Are the workplaces gender-sensitive today or more needs to be done?
A workplace that genuinely values promoting talent will foster inclusivity and respect for one another, regardless of gender. Gender sensitivity is important in the workplace regardless of the sector. I won't say, there are no efforts taken however they are very limited. Gender inclusivity will always be a huge task for any organization because change is usually faced with resistance. Organizations will need to put in constant effort to create a task force that is gender aware across the board.
About 40 percent of our company’s workforce consists of women. We have hired women who are leading a number of functions across legal, HR, operations, product, sales and more. More organizations need to value the power of diversity as we’ve seen the value women bring in through a long-term vision, ability to think out of the box, empathetic leadership styles.
How difficult is it for women to climb the career ladder?

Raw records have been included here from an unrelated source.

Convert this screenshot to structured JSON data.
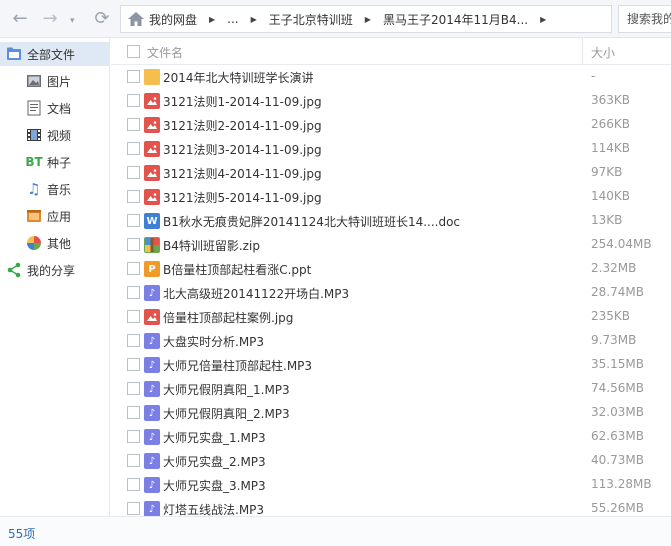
{
  "nav": {
    "back": "←",
    "forward": "→",
    "refresh": "⟳",
    "dropdown": "▾"
  },
  "breadcrumb": {
    "items": [
      "我的网盘",
      "...",
      "王子北京特训班",
      "黑马王子2014年11月B4..."
    ]
  },
  "search": {
    "placeholder": "搜索我的"
  },
  "sidebar": {
    "items": [
      {
        "label": "全部文件",
        "icon": "all-files-icon"
      },
      {
        "label": "图片",
        "icon": "image-icon"
      },
      {
        "label": "文档",
        "icon": "document-icon"
      },
      {
        "label": "视频",
        "icon": "video-icon"
      },
      {
        "label": "种子",
        "icon": "torrent-icon",
        "glyph": "BT"
      },
      {
        "label": "音乐",
        "icon": "music-icon"
      },
      {
        "label": "应用",
        "icon": "app-icon"
      },
      {
        "label": "其他",
        "icon": "other-icon"
      },
      {
        "label": "我的分享",
        "icon": "share-icon"
      }
    ]
  },
  "list": {
    "header": {
      "name": "文件名",
      "size": "大小"
    },
    "files": [
      {
        "name": "2014年北大特训班学长演讲",
        "size": "-",
        "type": "folder"
      },
      {
        "name": "3121法则1-2014-11-09.jpg",
        "size": "363KB",
        "type": "img"
      },
      {
        "name": "3121法则2-2014-11-09.jpg",
        "size": "266KB",
        "type": "img"
      },
      {
        "name": "3121法则3-2014-11-09.jpg",
        "size": "114KB",
        "type": "img"
      },
      {
        "name": "3121法则4-2014-11-09.jpg",
        "size": "97KB",
        "type": "img"
      },
      {
        "name": "3121法则5-2014-11-09.jpg",
        "size": "140KB",
        "type": "img"
      },
      {
        "name": "B1秋水无痕贵妃胖20141124北大特训班班长14....doc",
        "size": "13KB",
        "type": "doc",
        "glyph": "W"
      },
      {
        "name": "B4特训班留影.zip",
        "size": "254.04MB",
        "type": "zip"
      },
      {
        "name": "B倍量柱顶部起柱看涨C.ppt",
        "size": "2.32MB",
        "type": "ppt",
        "glyph": "P"
      },
      {
        "name": "北大高级班20141122开场白.MP3",
        "size": "28.74MB",
        "type": "mp3"
      },
      {
        "name": "倍量柱顶部起柱案例.jpg",
        "size": "235KB",
        "type": "img"
      },
      {
        "name": "大盘实时分析.MP3",
        "size": "9.73MB",
        "type": "mp3"
      },
      {
        "name": "大师兄倍量柱顶部起柱.MP3",
        "size": "35.15MB",
        "type": "mp3"
      },
      {
        "name": "大师兄假阴真阳_1.MP3",
        "size": "74.56MB",
        "type": "mp3"
      },
      {
        "name": "大师兄假阴真阳_2.MP3",
        "size": "32.03MB",
        "type": "mp3"
      },
      {
        "name": "大师兄实盘_1.MP3",
        "size": "62.63MB",
        "type": "mp3"
      },
      {
        "name": "大师兄实盘_2.MP3",
        "size": "40.73MB",
        "type": "mp3"
      },
      {
        "name": "大师兄实盘_3.MP3",
        "size": "113.28MB",
        "type": "mp3"
      },
      {
        "name": "灯塔五线战法.MP3",
        "size": "55.26MB",
        "type": "mp3"
      }
    ]
  },
  "status": {
    "count": "55项"
  },
  "colors": {
    "folder": "#f5bf4f",
    "img": "#e2534b",
    "doc": "#3f7fd4",
    "zip": "#6aa84f",
    "ppt": "#f09a2a",
    "mp3": "#7b7fe3",
    "active_bg": "#dfe8f5",
    "link": "#2f6fb8"
  }
}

I think it is changing but we can’t say confidently that it is easy. There is a lot of bias and managing bias is easier said than done. That is due to the fact that everyone has predetermined views, even if they don't always act on them. Planning, communication, and in certain cases changes to policy and structure is something that is needed to help more women climb the ladder. I have seen cases where owing to preconceived notions about some of my female colleagues in the past, their point of view has been ignored; some women have been given lower salary growth just because of their gender; leadership roles often being reserved for men. All of this lowers the confidence in many women. Women need to believe in themselves and not be afraid to ask for growth or leadership roles. This is what is needed to bring about change. They don’t call us #changemakers without a reason.
I am fortunate that in my professional journey, I have been associated with strong leaders who have helped me grow in all ways possible. Hence, we need more women leaders to look-up to and aspire.

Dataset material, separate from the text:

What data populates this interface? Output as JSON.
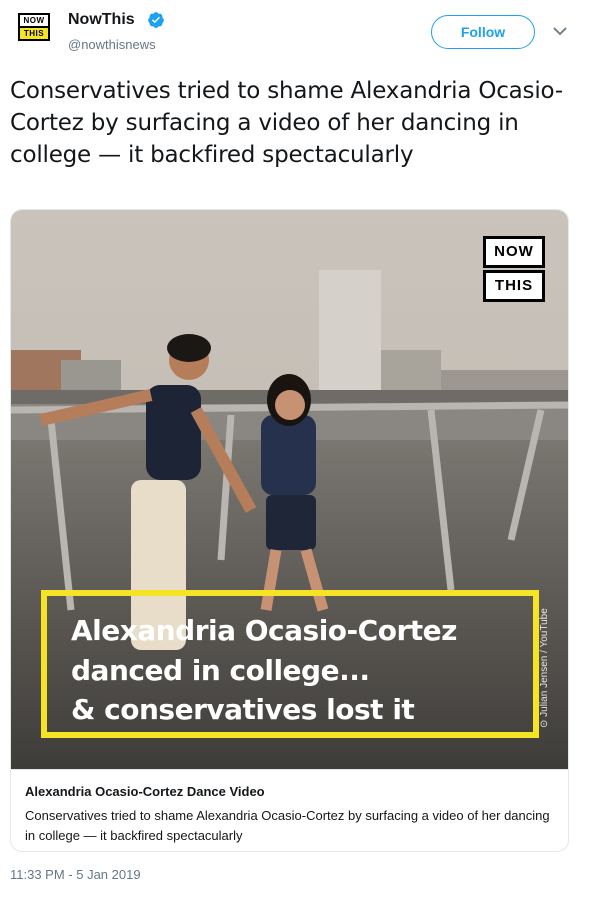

There are still many glass ceilings that need to be smashed. Do you agree?
The first and most pertinent step to breaking stereotypes at the workplace is to call ourselves just entrepreneurs or leaders, and not ‘women or female entrepreneurs/leaders’. Every perceived male space, importantly finance, now has women at the helm. Think about any industry – finance, healthcare, education, wellness, communication, automobiles – and you’ll likely find a woman at the lead. This is when women have been able to prove people wrong who believed 'women can't be good with numbers'; 'women can't run their own business'; 'women can't be the bread-earners'; and so many other biases. We have come a long way and now the mindset is also changing to 'she can' vs 'she can't'.
My company, Stashfin, operates in the fintech space where we firmly believe that ‘Nobody in India should be credit starved’. And this includes women. In fact, I take it as my personal mission to dispel any myth that one might have about women and finances, women and investments – essentially women and money. It’s not as confusing or as difficult as it’s perceived to be. Numbers are exciting. Being an entrepreneur in this space is even better, because it’s when I see more women being financially aware, when they learn to take charge of their investments, their taxes, their money, that I know that - 'women can'.
I think women have broken most of the ceilings. Take a look at the financial sector; I consider my ex-boss Sonia Toledo, a financial executive based in New York and Falguni Nayar, founder of Nykaa as my role models who have done exceptional work to break the ceilings. However, we can't ignore the fact that there is still a lot of work to be done.